Tough Race 2: Electric Boogaloo
Congratulations to Birdman, it really is the most deserving film in the Best Picture category. I thoroughly enjoyed it, and was glad to see the Oscars (for once) rise above the pressure of historians and human rights activists.
Still…I hate being wrong.
It’s rather shocking to me that Boyhood, the clear frontrunner mere months ago, only picked up one award for Best Supporting Actress. It therefore joins The Imitation Game, American Sniper, and Interstellar in the category of “multi-nominated single-award winners”. Boyhood is far better than those three and it’s clearly a more innovative piece of filmmaking than any other entree this year, so what happened?

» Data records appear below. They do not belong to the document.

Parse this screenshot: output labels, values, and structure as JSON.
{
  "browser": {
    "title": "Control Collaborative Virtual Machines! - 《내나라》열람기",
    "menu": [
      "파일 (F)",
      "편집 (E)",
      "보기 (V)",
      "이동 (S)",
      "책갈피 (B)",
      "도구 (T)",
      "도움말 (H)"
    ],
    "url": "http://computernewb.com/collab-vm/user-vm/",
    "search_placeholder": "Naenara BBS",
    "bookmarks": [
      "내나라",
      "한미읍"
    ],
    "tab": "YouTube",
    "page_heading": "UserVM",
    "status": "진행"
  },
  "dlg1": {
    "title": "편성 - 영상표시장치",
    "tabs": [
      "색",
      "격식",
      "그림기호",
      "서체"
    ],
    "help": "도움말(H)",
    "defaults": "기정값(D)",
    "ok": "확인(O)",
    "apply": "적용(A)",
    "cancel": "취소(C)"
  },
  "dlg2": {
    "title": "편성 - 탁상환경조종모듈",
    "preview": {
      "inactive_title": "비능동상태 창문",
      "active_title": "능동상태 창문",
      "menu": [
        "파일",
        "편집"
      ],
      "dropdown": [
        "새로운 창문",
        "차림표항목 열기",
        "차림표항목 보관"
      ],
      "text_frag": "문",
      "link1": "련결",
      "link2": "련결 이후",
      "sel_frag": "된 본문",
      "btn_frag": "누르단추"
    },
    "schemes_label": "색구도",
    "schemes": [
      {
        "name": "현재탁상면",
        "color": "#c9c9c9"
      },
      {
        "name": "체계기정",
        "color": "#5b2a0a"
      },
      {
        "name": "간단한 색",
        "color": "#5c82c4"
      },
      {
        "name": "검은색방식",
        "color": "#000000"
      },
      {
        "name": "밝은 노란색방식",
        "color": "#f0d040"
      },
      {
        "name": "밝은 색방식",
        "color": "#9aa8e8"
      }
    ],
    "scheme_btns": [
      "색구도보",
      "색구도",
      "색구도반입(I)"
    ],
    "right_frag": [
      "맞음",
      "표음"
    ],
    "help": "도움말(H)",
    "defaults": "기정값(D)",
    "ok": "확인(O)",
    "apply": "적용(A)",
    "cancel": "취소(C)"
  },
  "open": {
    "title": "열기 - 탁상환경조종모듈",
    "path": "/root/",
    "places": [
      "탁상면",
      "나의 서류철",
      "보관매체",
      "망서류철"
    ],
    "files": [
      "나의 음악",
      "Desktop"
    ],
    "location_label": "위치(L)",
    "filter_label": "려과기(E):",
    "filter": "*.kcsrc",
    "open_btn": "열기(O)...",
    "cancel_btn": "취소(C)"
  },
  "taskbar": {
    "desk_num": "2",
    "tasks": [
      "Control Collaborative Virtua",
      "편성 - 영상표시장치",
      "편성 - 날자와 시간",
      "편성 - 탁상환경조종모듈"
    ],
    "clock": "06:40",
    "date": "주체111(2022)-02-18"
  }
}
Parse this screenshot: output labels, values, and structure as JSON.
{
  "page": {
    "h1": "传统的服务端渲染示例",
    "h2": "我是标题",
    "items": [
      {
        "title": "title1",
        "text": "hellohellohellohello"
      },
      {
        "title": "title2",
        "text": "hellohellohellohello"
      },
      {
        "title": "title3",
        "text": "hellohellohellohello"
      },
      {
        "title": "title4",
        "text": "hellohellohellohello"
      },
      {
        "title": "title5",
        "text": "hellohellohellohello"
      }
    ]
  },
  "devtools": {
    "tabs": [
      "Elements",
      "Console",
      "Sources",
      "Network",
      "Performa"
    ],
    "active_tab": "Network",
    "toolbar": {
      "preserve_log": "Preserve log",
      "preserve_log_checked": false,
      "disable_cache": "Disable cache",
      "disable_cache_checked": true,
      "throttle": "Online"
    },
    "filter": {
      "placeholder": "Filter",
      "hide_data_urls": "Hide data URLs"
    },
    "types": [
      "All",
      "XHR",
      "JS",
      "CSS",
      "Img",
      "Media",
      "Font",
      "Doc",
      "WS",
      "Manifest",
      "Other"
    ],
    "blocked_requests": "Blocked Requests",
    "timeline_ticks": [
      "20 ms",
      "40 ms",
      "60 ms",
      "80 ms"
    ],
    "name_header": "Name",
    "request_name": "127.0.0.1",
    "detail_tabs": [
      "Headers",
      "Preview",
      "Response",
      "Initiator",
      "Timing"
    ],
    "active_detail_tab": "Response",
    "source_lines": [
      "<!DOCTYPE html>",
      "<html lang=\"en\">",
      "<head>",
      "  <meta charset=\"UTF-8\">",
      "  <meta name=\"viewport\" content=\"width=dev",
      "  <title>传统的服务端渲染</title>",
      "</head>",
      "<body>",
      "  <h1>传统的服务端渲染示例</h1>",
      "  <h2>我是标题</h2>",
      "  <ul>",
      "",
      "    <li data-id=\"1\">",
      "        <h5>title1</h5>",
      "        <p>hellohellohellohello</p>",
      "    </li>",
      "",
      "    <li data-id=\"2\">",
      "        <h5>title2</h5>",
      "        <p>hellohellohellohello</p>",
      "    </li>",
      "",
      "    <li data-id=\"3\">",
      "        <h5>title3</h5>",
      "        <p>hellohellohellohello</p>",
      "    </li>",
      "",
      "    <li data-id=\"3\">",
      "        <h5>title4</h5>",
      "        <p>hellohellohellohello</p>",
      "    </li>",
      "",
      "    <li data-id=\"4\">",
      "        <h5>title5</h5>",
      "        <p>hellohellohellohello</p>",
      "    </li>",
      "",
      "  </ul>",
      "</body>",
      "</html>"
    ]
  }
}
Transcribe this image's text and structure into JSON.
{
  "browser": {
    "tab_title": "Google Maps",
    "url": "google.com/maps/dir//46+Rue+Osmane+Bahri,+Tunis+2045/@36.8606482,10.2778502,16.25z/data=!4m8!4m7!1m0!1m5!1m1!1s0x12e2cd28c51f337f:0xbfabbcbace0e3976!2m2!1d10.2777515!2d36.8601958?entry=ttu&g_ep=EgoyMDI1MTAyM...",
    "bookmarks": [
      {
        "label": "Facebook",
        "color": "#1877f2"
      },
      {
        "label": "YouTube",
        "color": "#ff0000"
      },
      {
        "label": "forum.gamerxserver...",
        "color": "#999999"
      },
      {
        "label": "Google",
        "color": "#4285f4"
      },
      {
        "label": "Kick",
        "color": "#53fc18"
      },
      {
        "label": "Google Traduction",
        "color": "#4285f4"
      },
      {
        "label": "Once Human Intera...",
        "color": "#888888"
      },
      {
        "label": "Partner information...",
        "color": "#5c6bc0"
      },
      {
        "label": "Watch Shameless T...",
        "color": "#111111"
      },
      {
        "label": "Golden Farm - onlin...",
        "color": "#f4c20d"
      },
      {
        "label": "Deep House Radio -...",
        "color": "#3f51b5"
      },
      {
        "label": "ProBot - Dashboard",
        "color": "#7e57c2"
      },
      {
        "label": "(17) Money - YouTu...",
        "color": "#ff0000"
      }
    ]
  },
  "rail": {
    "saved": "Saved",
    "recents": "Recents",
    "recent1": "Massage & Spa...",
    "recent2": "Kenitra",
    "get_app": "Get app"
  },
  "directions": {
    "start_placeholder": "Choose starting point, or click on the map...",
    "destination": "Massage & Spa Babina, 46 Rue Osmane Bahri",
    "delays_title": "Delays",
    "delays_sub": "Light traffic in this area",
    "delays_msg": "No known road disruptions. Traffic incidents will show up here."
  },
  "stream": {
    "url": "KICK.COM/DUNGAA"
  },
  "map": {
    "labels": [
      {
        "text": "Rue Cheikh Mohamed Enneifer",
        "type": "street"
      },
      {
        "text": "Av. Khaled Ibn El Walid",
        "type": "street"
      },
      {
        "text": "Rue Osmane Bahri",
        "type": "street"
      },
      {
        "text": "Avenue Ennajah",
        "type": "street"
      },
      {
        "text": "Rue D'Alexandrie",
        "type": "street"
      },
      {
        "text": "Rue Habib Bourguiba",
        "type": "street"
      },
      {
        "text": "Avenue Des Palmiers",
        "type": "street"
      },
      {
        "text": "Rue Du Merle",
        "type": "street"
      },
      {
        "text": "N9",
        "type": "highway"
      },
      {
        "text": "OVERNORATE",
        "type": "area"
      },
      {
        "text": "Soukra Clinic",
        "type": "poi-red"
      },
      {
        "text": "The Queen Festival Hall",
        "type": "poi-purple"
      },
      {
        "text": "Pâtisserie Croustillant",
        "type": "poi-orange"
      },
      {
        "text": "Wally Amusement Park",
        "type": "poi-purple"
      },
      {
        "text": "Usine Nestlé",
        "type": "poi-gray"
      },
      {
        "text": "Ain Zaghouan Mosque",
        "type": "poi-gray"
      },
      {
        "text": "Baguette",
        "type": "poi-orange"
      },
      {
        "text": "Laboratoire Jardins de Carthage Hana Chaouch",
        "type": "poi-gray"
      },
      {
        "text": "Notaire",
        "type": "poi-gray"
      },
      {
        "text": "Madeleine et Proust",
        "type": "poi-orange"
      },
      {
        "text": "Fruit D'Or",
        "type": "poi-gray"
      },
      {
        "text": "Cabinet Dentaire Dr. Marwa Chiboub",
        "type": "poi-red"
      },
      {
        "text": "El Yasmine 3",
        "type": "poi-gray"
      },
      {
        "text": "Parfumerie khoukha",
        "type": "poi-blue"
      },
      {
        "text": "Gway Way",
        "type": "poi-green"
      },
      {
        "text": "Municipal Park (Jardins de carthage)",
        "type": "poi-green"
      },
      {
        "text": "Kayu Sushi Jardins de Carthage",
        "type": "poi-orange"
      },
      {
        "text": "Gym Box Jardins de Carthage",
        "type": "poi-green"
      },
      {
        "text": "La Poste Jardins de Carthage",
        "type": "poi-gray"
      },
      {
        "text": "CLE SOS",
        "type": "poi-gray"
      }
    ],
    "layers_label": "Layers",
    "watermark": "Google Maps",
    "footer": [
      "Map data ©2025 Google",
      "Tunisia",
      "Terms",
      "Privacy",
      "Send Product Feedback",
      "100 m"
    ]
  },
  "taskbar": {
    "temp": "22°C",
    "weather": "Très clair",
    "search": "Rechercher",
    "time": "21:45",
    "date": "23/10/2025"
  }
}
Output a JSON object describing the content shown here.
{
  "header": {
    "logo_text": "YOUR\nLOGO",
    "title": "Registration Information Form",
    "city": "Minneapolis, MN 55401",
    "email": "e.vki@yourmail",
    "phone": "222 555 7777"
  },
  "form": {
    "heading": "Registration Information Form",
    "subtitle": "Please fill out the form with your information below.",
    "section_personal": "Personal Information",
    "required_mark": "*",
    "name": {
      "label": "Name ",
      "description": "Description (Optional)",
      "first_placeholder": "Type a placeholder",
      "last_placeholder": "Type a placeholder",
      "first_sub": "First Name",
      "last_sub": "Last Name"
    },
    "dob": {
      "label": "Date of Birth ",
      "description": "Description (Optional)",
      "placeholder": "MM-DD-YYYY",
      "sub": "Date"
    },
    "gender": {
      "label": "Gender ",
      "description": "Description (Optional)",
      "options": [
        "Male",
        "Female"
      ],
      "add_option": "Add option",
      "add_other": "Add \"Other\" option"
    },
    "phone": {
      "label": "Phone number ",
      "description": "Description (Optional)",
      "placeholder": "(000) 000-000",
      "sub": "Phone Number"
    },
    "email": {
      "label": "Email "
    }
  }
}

It turns out that even when the Oscars are unpredictable…they’re still predictable. Many astute observers pointed out that Birdman winning big at the SAG (Screen Actors Guild) Awards cemented its victory at the “night of nights”. I naively hoped they were wrong, and painfully discovered they were right. That’s far from the only thing I messed up, though.
To start with, I accidentally doubled up on my nominations for Best Visual Effects, Best Original Screenplay, and Best Adapted Screenplay.
I typed up my predictions in Word and pasted them into Photoshop about 5 min before going to bed, so…fuck you! I was tired.
I’m more angry at myself for laying down so many incorrect guesses. Here’s how my predictions ended up:
11 Correct and 10 incorrect. Technically that’s a victory, but if I had bothered to take a stab at the “short film” categories it would all be over for me.
But hey, it’s not all about me. The 87th Academy awards ended up being intensely political. First there were awkward but solid Neil Patrick Harris jokes like calling the Oscar nominees “Hollywood’s best and whitest” and explaining that Edward Snowden was absent “for some treason“. Then it became clear that The Academy got the memo about their racial discrimination, and decided to tip the scales back the other way by flooding the ceremony with black presenters, singers, and musical numbers. If you watched the event out of context, you’d think that Selma was well on its way to winning. Every few minutes someone was on screen sobbing about the power of the picture. Maybe, if it’s so important, you could have given it more than one “pity award” for Best Original Song.
Finally Patricia Arquette beat her chest on stage for female wage equality, clearly the most honest and worthwhile moment of the whole night (aside from J. K. Simmons’ plea for everyone to call their parents).
After a shitty year, the Oscars were better than I’d expected after all. Congratulation, again, to Birdman. You deserve it…especially you Keaton. As far as I’m concerned…you were robbed.
– Rant Over!